Material shown:
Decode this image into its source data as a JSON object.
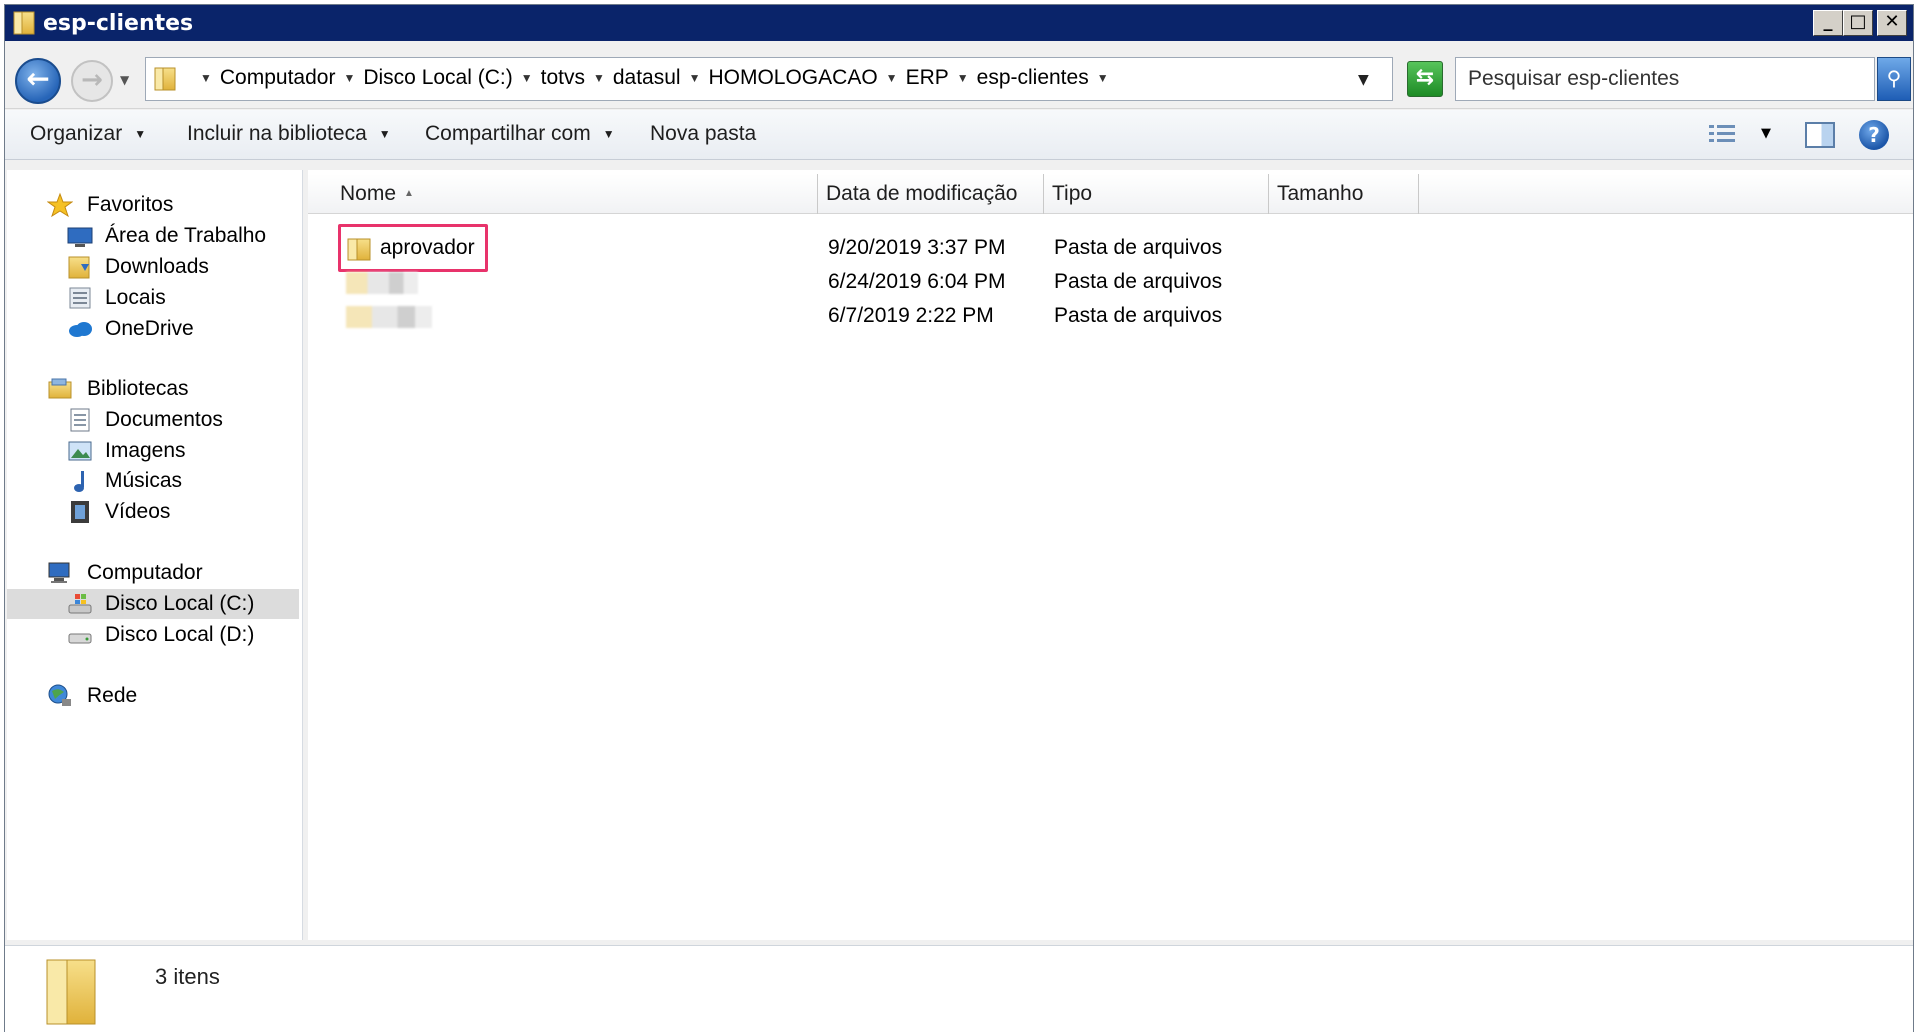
{
  "window": {
    "title": "esp-clientes",
    "controls": {
      "minimize": "0",
      "maximize": "1",
      "close": "r"
    }
  },
  "address_bar": {
    "crumbs": [
      "Computador",
      "Disco Local (C:)",
      "totvs",
      "datasul",
      "HOMOLOGACAO",
      "ERP",
      "esp-clientes"
    ],
    "search_placeholder": "Pesquisar esp-clientes"
  },
  "command_bar": {
    "organizar": "Organizar",
    "incluir": "Incluir na biblioteca",
    "compartilhar": "Compartilhar com",
    "nova_pasta": "Nova pasta"
  },
  "nav_pane": {
    "favoritos": "Favoritos",
    "area_trabalho": "Área de Trabalho",
    "downloads": "Downloads",
    "locais": "Locais",
    "onedrive": "OneDrive",
    "bibliotecas": "Bibliotecas",
    "documentos": "Documentos",
    "imagens": "Imagens",
    "musicas": "Músicas",
    "videos": "Vídeos",
    "computador": "Computador",
    "disco_c": "Disco Local (C:)",
    "disco_d": "Disco Local (D:)",
    "rede": "Rede"
  },
  "columns": {
    "nome": "Nome",
    "data": "Data de modificação",
    "tipo": "Tipo",
    "tamanho": "Tamanho"
  },
  "files": [
    {
      "name": "aprovador",
      "date": "9/20/2019 3:37 PM",
      "type": "Pasta de arquivos"
    },
    {
      "name": "",
      "date": "6/24/2019 6:04 PM",
      "type": "Pasta de arquivos"
    },
    {
      "name": "",
      "date": "6/7/2019 2:22 PM",
      "type": "Pasta de arquivos"
    }
  ],
  "status": {
    "count": "3 itens"
  },
  "colors": {
    "titlebar": "#0a246a",
    "highlight": "#e8336b",
    "folder": "#f2cc5b"
  }
}
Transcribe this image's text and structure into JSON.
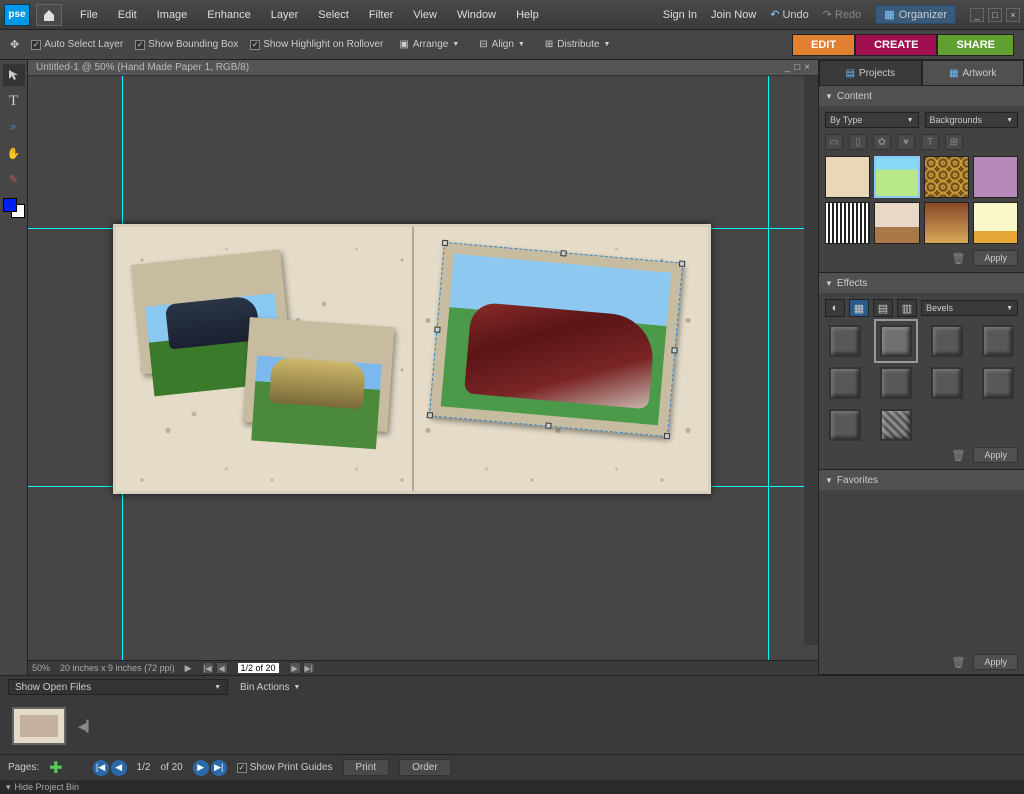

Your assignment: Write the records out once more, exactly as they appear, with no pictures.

Finished exercise:
Decode this image into its source data as a JSON object.
{
  "window": {
    "title": "esp-clientes",
    "controls": {
      "minimize": "0",
      "maximize": "1",
      "close": "r"
    }
  },
  "address_bar": {
    "crumbs": [
      "Computador",
      "Disco Local (C:)",
      "totvs",
      "datasul",
      "HOMOLOGACAO",
      "ERP",
      "esp-clientes"
    ],
    "search_placeholder": "Pesquisar esp-clientes"
  },
  "command_bar": {
    "organizar": "Organizar",
    "incluir": "Incluir na biblioteca",
    "compartilhar": "Compartilhar com",
    "nova_pasta": "Nova pasta"
  },
  "nav_pane": {
    "favoritos": "Favoritos",
    "area_trabalho": "Área de Trabalho",
    "downloads": "Downloads",
    "locais": "Locais",
    "onedrive": "OneDrive",
    "bibliotecas": "Bibliotecas",
    "documentos": "Documentos",
    "imagens": "Imagens",
    "musicas": "Músicas",
    "videos": "Vídeos",
    "computador": "Computador",
    "disco_c": "Disco Local (C:)",
    "disco_d": "Disco Local (D:)",
    "rede": "Rede"
  },
  "columns": {
    "nome": "Nome",
    "data": "Data de modificação",
    "tipo": "Tipo",
    "tamanho": "Tamanho"
  },
  "files": [
    {
      "name": "aprovador",
      "date": "9/20/2019 3:37 PM",
      "type": "Pasta de arquivos"
    },
    {
      "name": "",
      "date": "6/24/2019 6:04 PM",
      "type": "Pasta de arquivos"
    },
    {
      "name": "",
      "date": "6/7/2019 2:22 PM",
      "type": "Pasta de arquivos"
    }
  ],
  "status": {
    "count": "3 itens"
  },
  "colors": {
    "titlebar": "#0a246a",
    "highlight": "#e8336b",
    "folder": "#f2cc5b"
  }
}
Transcribe this image's text and structure into JSON.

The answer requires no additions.